A girl tries to protect herself from the rain at a makeshift camp for refugees and migrants next to the Moria camp during a rainfall, on the island of Lesbos. Photo: REUTERS / Giorgos Moutafis - stock.adobe.com

Evacuate the islands - EU-Turkey 2.0

How the EU and Turkey must cooperate in their mutual interest

The EU-Turkey statement has drastically brought down numbers of people trying to cross the Aegean and thereby also numbers of people drowning. But its key provisions are not implemented. What is needed are decent reception conditions on the Greek islands, quick procedures meeting European standards, more returns to Turkey and a related monitoring-mechanism.
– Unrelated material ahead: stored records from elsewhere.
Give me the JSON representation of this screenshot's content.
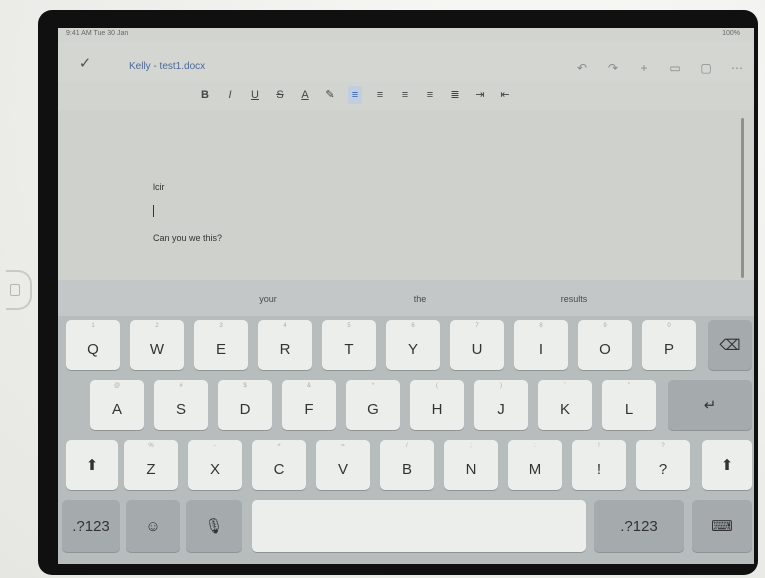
{
  "status_bar": {
    "left": "9:41 AM  Tue 30 Jan",
    "right": "100%"
  },
  "title_bar": {
    "done_icon": "checkmark-icon",
    "doc_title": "Kelly - test1.docx",
    "icons": [
      "undo-icon",
      "redo-icon",
      "add-icon",
      "comment-icon",
      "layout-icon",
      "more-icon"
    ]
  },
  "format_bar": {
    "bold": "B",
    "italic": "I",
    "underline": "U",
    "strike": "S",
    "text_color": "A",
    "highlight": "✎",
    "align_left": "≡",
    "align_center": "≡",
    "align_right": "≡",
    "justify": "≡",
    "list": "≣",
    "indent_increase": "⇥",
    "indent_decrease": "⇤",
    "active_color": "#2f5fb3"
  },
  "document": {
    "line1": "lcir",
    "line3": "Can  you we this?"
  },
  "keyboard": {
    "suggestions": [
      "your",
      "the",
      "results"
    ],
    "row1": [
      {
        "hint": "1",
        "label": "Q"
      },
      {
        "hint": "2",
        "label": "W"
      },
      {
        "hint": "3",
        "label": "E"
      },
      {
        "hint": "4",
        "label": "R"
      },
      {
        "hint": "5",
        "label": "T"
      },
      {
        "hint": "6",
        "label": "Y"
      },
      {
        "hint": "7",
        "label": "U"
      },
      {
        "hint": "8",
        "label": "I"
      },
      {
        "hint": "9",
        "label": "O"
      },
      {
        "hint": "0",
        "label": "P"
      }
    ],
    "row2": [
      {
        "hint": "@",
        "label": "A"
      },
      {
        "hint": "#",
        "label": "S"
      },
      {
        "hint": "$",
        "label": "D"
      },
      {
        "hint": "&",
        "label": "F"
      },
      {
        "hint": "*",
        "label": "G"
      },
      {
        "hint": "(",
        "label": "H"
      },
      {
        "hint": ")",
        "label": "J"
      },
      {
        "hint": "'",
        "label": "K"
      },
      {
        "hint": "\"",
        "label": "L"
      }
    ],
    "row3": [
      {
        "hint": "%",
        "label": "Z"
      },
      {
        "hint": "-",
        "label": "X"
      },
      {
        "hint": "+",
        "label": "C"
      },
      {
        "hint": "=",
        "label": "V"
      },
      {
        "hint": "/",
        "label": "B"
      },
      {
        "hint": ";",
        "label": "N"
      },
      {
        "hint": ":",
        "label": "M"
      },
      {
        "hint": "!",
        "label": "!"
      },
      {
        "hint": "?",
        "label": "?"
      }
    ],
    "delete_label": "⌫",
    "return_label": "↵",
    "shift_label": "⬆",
    "numbers_label": ".?123",
    "numbers_label_right": ".?123",
    "emoji_label": "☺",
    "mic_label": "🎙",
    "hide_label": "⌨"
  }
}
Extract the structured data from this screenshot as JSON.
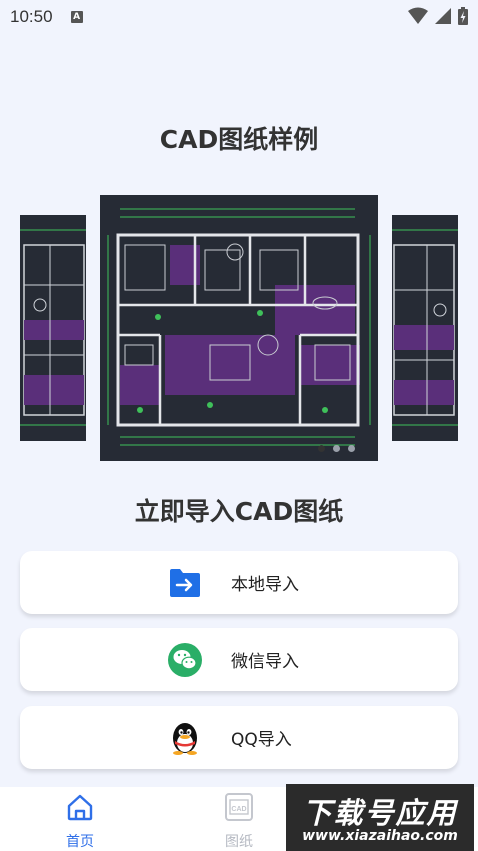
{
  "status_bar": {
    "time": "10:50",
    "notification_letter": "A"
  },
  "section": {
    "samples_title": "CAD图纸样例",
    "import_title": "立即导入CAD图纸"
  },
  "carousel": {
    "slide_count": 3,
    "active_index": 0
  },
  "import_buttons": [
    {
      "label": "本地导入",
      "icon": "folder-arrow-icon"
    },
    {
      "label": "微信导入",
      "icon": "wechat-icon"
    },
    {
      "label": "QQ导入",
      "icon": "qq-penguin-icon"
    }
  ],
  "bottom_nav": {
    "items": [
      {
        "label": "首页",
        "icon": "home-icon",
        "active": true
      },
      {
        "label": "图纸",
        "icon": "cad-drawing-icon",
        "active": false
      }
    ]
  },
  "watermark": {
    "text": "下载号应用",
    "url": "www.xiazaihao.com"
  },
  "colors": {
    "background": "#f1f4fd",
    "accent": "#2f6fe8",
    "wechat_green": "#2aae67",
    "cad_background": "#262b35"
  }
}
EU member states should also make good on the promise to resettle considerable numbers of refugees directly from Turkey on a voluntary basis.

Der Spiegel: Europäische Union: Fünf Vorschläge für eine bessere Migrationspolitik ("European Union: Five proposals for a better migration policy") (29 January 2021)

​​​​​​​ESI newsletter: A Mitsotakis Plan – who needs to act? (3 April 2020)

Der Spiegel: Kampf gegen Corona: Evakuiert die griechischen Inseln - jetzt!, op-ed by John Dalhuisen and Gerald Knaus, also available in English: The fight against Corona: Evacuate the Greek Islands – Now! (26 March 2020)

The EU-Turkey statement envisaged that most asylum seekers arriving on Greek islands would – after the Greek authorities had examined their cases – be sent back to Turkey if they do not need protection in the EU. It also envisaged that once numbers of arrivals went down, EU member states would resettle on a voluntary basis considerable numbers of refugees directly from Turkey to EU member states, sparing them a risky sea crossing and a periolous treck through the Balkans.

All this is not working. 144,000 people arrived on the Greek islands between March 2016, when the statement went into force, and the December 2019. Only 2,001 of them were returned to Turkey under the EU-Turkey statement. The likelihood of being sent back to Turkey has been a mere 1.4 percent. For the three largest groups arriving – Syrians, Afghans and Iraqis – it has been even smaller.

By now the main factor deterring people from getting into boats is not the likelyhood to be returned to Turkey, but the dismal conditions on the Greek islands. UNHCR, NGOs and other visitors repeatedly criticise the conditions in the camps. Problems range from overcrowding, lack of security, inadequate access to medical care and psycho-social support to dismal sanitary conditions. Oxfam called the people on the islands "vulnerable and abandoned" by those who are responsible for protecting them. With arrivals on the islands increasing to more than 40,000 in the five last months of 2019, the situation is further deteriorating.

This shameful situation is not for a lack of funds. The European Commission has allocated more than € 2 billion of support to Greece to handle the challenges related to migrants and asylum seekers.

Also the promised resettlements from Turkey have not gone far. When the numbers of daily arrivals on the Greek islands were still in the thousands, European politicians floated six-digit numbers to be resettled every year. Once the numbers went down, the promise was largely forgotten. 24,492 Syrian refugees were resettled from Turkey to EU member states from 4 April 2016 to 16 September 2019.

The situation on the Greek islands is fragile. Due to their small size reception capacities are limited. Already now the centres are dramatically overcrowded. An increase to a few hundred arrivals per day would bring them to collapse within weeks, forcing Greek authorities to bring large numbers of people quickly to the main land which would likely trigger even higher numbers of arrivals. More and more people would try to make their way though the Balkans towards central Europe. Pictures of human suffering, police brutality, and marching migrants would make it back on European TV screens. A sense of loss of control would again spread. There is no plan for such a situation which, given rising numbers of arrivals, appears ever more likely.

For Greece and the EU as a whole it is crucial that it will not come to this. For this the Greek authorities, supported by other EU member states, would need to establish decent camp conditions and a system delivering 2nd instance decisions within two months (how this is possible is shown by the Netherlands). Those with a negative decision would need to be sent back to Turkey. To assure that they are treated according to international standards a joint monitoring mechanism with Turkey should be established. With more than 87,000 asylum applications pending by the end of 2019, Greece will not be able to cope with this challenge if left alone. It urgently needs support of experienced asylum authorities of other EU member states for planning and implementation.

These measures would stablise the situation and again reduce the numbers of those crossing. In turn, EU member states should make good on their promise to resettle refugees directly from Turkey on a voluntary basis. The 24,000 that have been resettled so far show that this can be done. But far more need to be resettled. Interested EU member states can do this gradually. A target of 50,000 for the coming 12 months would be a good start.